Fantastic Four Cartoon Series Views
The ongoing series was canceled with issue #416 (Sept. 1996) and relaunched with vol. 2, #1 (Nov. 1996) as part of the multi-series Heroes Reborn crossover story arc. The year-long volume retold the team's first adventures in a more contemporary style, and set in a parallel universe. Following the end of that experiment, Fantastic Four was relaunched with vol. 3, #1 (Jan. 1998). Initially by the team of writer Scott Lobdell and penciller Alan Davis, it went after three issues to writer Chris Claremont (co-writing with Lobdell for #4-5) and penciller Salvador Larroca; this team enjoyed a long run through issue #32 (Aug. 2000).
Following the run of Claremont, Lobdell and Larocca, Carlos Pacheco took over as penciller and co-writer, first with Rafael Marín, then with Marín and Jeph Loeb. This series began using dual numbering, as if the original Fantastic Four series had continued unbroken, with issue #42 / #471 (June 2001). (At the time, the Marvel Comics series begun in the 1960s, such as Thor and The Amazing Spider-Man, were given such dual numbering on the front cover, with the present-day volume's numbering alongside the numbering from the original series.) After issue #70 / #499 (Aug. 2003), the title reverted to its original vol. 1 numbering with issue #500 (Sept. 2003).
In the storyline Three , which concluded in Fantastic Four #587 (cover date March 2011, published January 26, 2011), the Human Torch appears to die stopping a horde of monsters from the other-dimensional Negative Zone. The series is scheduled to end with the following issue, #588, and will relaunch in March 2011 as simply FF. The relaunch will see the team adopt a new name, the Future Foundation, and new black-and-white costumes, and accept Spider-Man as a member.
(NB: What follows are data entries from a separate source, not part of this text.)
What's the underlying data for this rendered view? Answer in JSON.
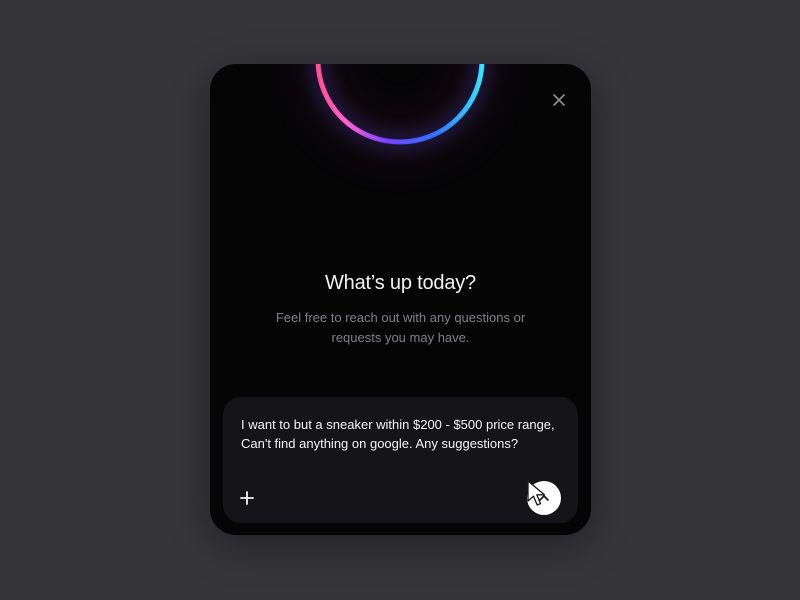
{
  "dialog": {
    "title": "What’s up today?",
    "subtitle": "Feel free to reach out with any questions or requests you may have."
  },
  "composer": {
    "message": "I want to but a sneaker within $200 - $500 price range, Can't find anything on google. Any suggestions?"
  },
  "icons": {
    "close": "close-icon",
    "attach": "plus-icon",
    "send": "chevron-up-icon",
    "cursor": "cursor-icon"
  },
  "colors": {
    "background": "#35353a",
    "modal": "#050506",
    "composer": "#151418",
    "accent_pink": "#ff4fa3",
    "accent_purple": "#7a3cff",
    "accent_blue": "#2f6dff",
    "accent_cyan": "#37d8ff",
    "send_button": "#ffffff"
  }
}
Reed decides to reform the Council with his counterparts to protect Earth from destruction at the hands of Galactus after he destroyed Nu-world. The young members of the Future Foundation are then seen planning to kill Anihulus.[volumer &d issuei needed]
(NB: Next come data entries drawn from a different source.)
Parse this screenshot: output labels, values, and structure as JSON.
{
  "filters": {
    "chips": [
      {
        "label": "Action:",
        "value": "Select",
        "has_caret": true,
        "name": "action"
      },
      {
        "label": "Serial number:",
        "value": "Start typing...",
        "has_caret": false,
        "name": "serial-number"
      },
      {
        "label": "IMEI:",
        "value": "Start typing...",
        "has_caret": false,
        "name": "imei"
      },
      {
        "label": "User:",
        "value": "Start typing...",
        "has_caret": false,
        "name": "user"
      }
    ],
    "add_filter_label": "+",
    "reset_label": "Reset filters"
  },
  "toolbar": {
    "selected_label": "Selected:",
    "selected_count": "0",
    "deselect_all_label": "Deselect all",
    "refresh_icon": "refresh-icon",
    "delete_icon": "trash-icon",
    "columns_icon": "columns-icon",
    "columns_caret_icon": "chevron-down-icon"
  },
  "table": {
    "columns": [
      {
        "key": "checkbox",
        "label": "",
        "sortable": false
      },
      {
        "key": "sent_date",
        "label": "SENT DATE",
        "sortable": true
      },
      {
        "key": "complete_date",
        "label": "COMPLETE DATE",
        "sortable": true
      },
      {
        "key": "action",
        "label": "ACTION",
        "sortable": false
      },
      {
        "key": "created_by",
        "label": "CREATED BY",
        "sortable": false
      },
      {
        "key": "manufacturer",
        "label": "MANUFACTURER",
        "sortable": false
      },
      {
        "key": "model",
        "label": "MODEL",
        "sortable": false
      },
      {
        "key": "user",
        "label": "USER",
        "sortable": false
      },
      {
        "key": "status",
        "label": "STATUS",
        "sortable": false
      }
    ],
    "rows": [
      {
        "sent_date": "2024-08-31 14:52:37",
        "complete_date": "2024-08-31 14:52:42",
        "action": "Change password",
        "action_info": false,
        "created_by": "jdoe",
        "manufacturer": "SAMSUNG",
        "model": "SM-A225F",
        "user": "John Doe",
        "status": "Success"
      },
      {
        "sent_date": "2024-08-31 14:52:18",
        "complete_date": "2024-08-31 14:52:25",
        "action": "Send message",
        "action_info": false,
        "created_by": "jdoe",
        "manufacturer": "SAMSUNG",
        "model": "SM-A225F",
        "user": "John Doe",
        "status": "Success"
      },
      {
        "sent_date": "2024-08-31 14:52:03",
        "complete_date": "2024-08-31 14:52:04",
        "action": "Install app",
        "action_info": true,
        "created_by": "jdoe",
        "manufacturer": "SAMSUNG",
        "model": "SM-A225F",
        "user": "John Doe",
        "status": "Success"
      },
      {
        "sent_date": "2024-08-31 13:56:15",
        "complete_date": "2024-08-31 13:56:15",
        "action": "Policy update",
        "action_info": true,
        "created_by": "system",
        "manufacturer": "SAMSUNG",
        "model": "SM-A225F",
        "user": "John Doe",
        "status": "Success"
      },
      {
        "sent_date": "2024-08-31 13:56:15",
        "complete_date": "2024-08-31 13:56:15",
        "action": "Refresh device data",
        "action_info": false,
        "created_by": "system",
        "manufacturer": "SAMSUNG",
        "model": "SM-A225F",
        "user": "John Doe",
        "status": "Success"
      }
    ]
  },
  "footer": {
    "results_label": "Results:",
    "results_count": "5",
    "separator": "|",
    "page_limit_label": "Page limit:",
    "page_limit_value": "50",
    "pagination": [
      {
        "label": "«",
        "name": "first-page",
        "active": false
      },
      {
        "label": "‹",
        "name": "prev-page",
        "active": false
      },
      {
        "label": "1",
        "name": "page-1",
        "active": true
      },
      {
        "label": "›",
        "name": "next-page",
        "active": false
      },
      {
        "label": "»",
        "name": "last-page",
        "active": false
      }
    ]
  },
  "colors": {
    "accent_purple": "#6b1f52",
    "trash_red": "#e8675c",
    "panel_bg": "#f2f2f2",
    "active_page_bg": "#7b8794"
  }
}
Ancillary titles and features spun off from the flagship series include the 1970s quarterly Giant-Size Fantastic Four and the 1990s Fantastic Four Unlimited and Fantastic Four Unplugged; Fantastic Force, an 18-issue spinoff (November 1994 – April 1996) featuring an adult Franklin Richards, from a different timeline, as Psi-Lord. A 12-issue series Fantastic Four: The World's Greatest Comics Magazine ran in 2001, paying homage to Stan Lee and Jack Kirby's legendary run. A spinoff title Marvel Knights 4 (April 2004 – June 2006) was written by Roberto Aguirre-Sacasa and illustrated by Steve McNiven in his first Marvel work. As well, there have been numerous limited series featuring the group.